Following the loss of Louis local midwives were setting up a support group and I was really keen to be involved. The Sunbeam Support Group was formed two years ago. We meet once a month for coffee and cake. It is for anyone who has suffered a pregnancy loss. They are an amazing and inspiring group of people and I am so blessed to call them my friends and baby loss warriors! The group and my work colleagues know when I am having a rough time and support me. In the early days of returning to work, without that support I am not sure if I would still be in the job!
When the job/role is hard, what one thing reminds you to keep on keeping on?
Louis is the strength and driver in all I do … he spurs me on to inspire others and make change. Although losing him was the worst moment of my life I remember one of the midwives saying to me “In times of great sadness come true moments of beauty.” This will always stay with me. The positive changes are that I am more empathetic and stronger. Louis brought my family closer and helped me to organise two charity balls raising over £20,000 for local stillbirth charities. Some days in my job I take the day home with me, I have seen neglected children and some awful things that no one should have to but Louis is my strength as is my amazing family and friends network. I remind myself on a regular basis how blessed and grateful I am and it usually gets me through.
“In times of great sadness come true moments of beauty.”
We are in a shift change with the understanding and awareness of baby loss. What would you say to someone just starting out in a job/role associated to baby loss?
Be brave … be you and share your story … I found this a great help in making change. Find support, whether that’s a good friend, support group or family, without all of these I wouldn’t have had the strength to make change and support others.
It’s likely that a newly bereaved parent is reading this. What would you like to say to them?
I am so sorry that you are feeling this pain too … I truly wish I could take it away. Be brave, don’t feel guilty for those good days. Stay strong – you are an amazing strength which you may not realise on a bad day. Make time for yourself – whether it be eating a bar of chocolate, a warm bubble bath or sitting and reading a book – put that time aside each day even if it is just 10 minutes. Seek support – whether its online, through work or a good family member or friend. We all need someone to talk to.
We have some ambitious targets for baby loss currently in the UK. What are your specific hopes for the future in terms of maternity and baby loss?
All I can hope for the future is that this momentum continues, by publishing findings from research and informing people about preventative measures that can reduce the rates of pregnancy loss. It hurts me to think about someone else experiencing and feeling what I did. All efforts need to be made to ensure that this doesn’t happen again or that if it does there is adequate support for people affected.

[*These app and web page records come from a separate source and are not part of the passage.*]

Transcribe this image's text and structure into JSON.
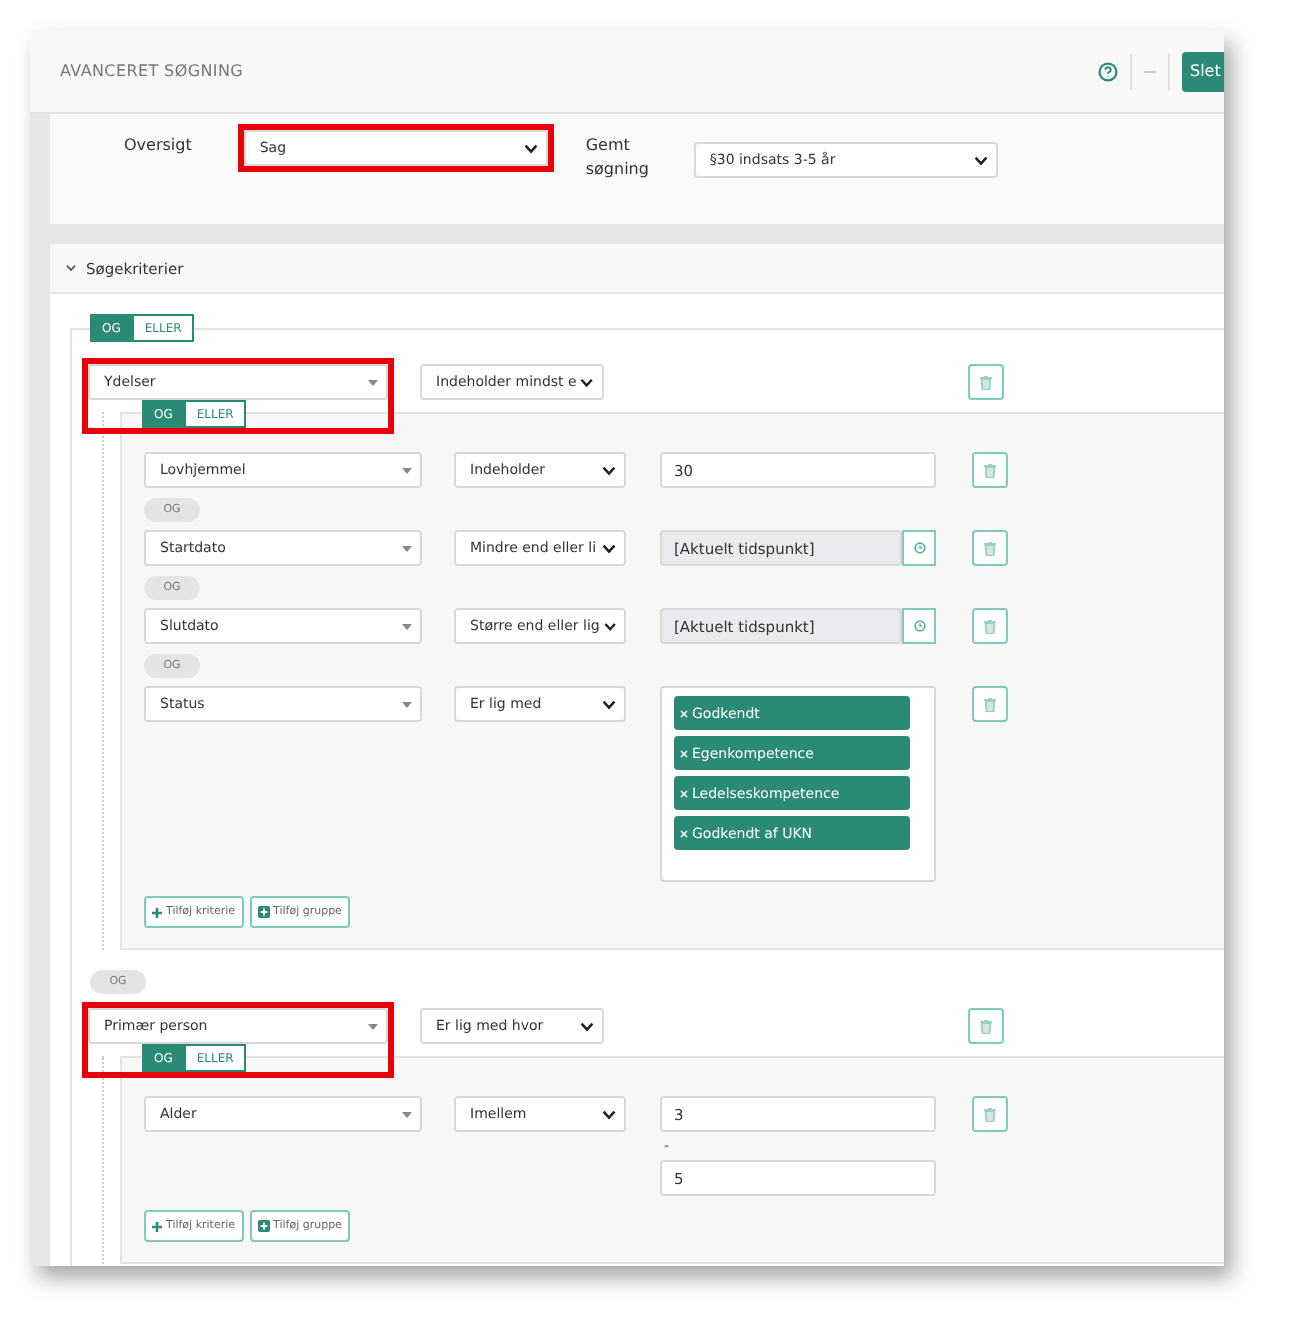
{
  "window": {
    "title": "AVANCERET SØGNING"
  },
  "toolbar": {
    "delete_button": "Slet"
  },
  "overview": {
    "label": "Oversigt",
    "value": "Sag",
    "highlighted": true
  },
  "saved_search": {
    "label": "Gemt søgning",
    "value": "§30 indsats 3-5 år",
    "highlighted": false
  },
  "criteria": {
    "title": "Søgekriterier",
    "expanded": true,
    "logic": [
      {
        "label": "OG",
        "selected": true
      },
      {
        "label": "ELLER",
        "selected": false
      }
    ],
    "groups": [
      {
        "field": "Ydelser",
        "operator": "Indeholder mindst e",
        "highlighted": true,
        "logic": [
          {
            "label": "OG",
            "selected": true
          },
          {
            "label": "ELLER",
            "selected": false
          }
        ],
        "rows": [
          {
            "kind": "text",
            "field": "Lovhjemmel",
            "operator": "Indeholder",
            "value": "30"
          },
          {
            "kind": "date",
            "connector": "OG",
            "field": "Startdato",
            "operator": "Mindre end eller li",
            "value": "[Aktuelt tidspunkt]"
          },
          {
            "kind": "date",
            "connector": "OG",
            "field": "Slutdato",
            "operator": "Større end eller lig",
            "value": "[Aktuelt tidspunkt]"
          },
          {
            "kind": "tags",
            "connector": "OG",
            "field": "Status",
            "operator": "Er lig med",
            "tags": [
              "Godkendt",
              "Egenkompetence",
              "Ledelseskompetence",
              "Godkendt af UKN"
            ]
          }
        ],
        "buttons": [
          "Tilføj kriterie",
          "Tilføj gruppe"
        ]
      },
      {
        "connector": "OG",
        "field": "Primær person",
        "operator": "Er lig med hvor",
        "highlighted": true,
        "logic": [
          {
            "label": "OG",
            "selected": true
          },
          {
            "label": "ELLER",
            "selected": false
          }
        ],
        "rows": [
          {
            "kind": "range",
            "field": "Alder",
            "operator": "Imellem",
            "value": "3",
            "separator": "-",
            "value_to": "5"
          }
        ],
        "buttons": [
          "Tilføj kriterie",
          "Tilføj gruppe"
        ]
      }
    ]
  }
}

Thank you so much for taking part in this interview series. Lastly, before we finish – Is there anything else about you or your job/role that you’d like to let people know about?
All I will finish with is please remember when you see a police officer, thank them. It rarely happens but it means the world when it does. I know that sometimes in the press police officers are painted in a bad light. We go to work leaving all our troubles and families behind and protect people from harm and danger on a daily basis. We are human too with experiences and families. I often hear .. “you wouldn’t understand because….” Well maybe I do…
For more information about The Sunbeam Support Group please visit www.facebook.com/sunbeamsupportkeighley
To continue to follow Grace, visit the below
This blog post is part of an ongoing spotlight on those working in baby loss. To read more from It Still Takes a Village series, visit the hub page here.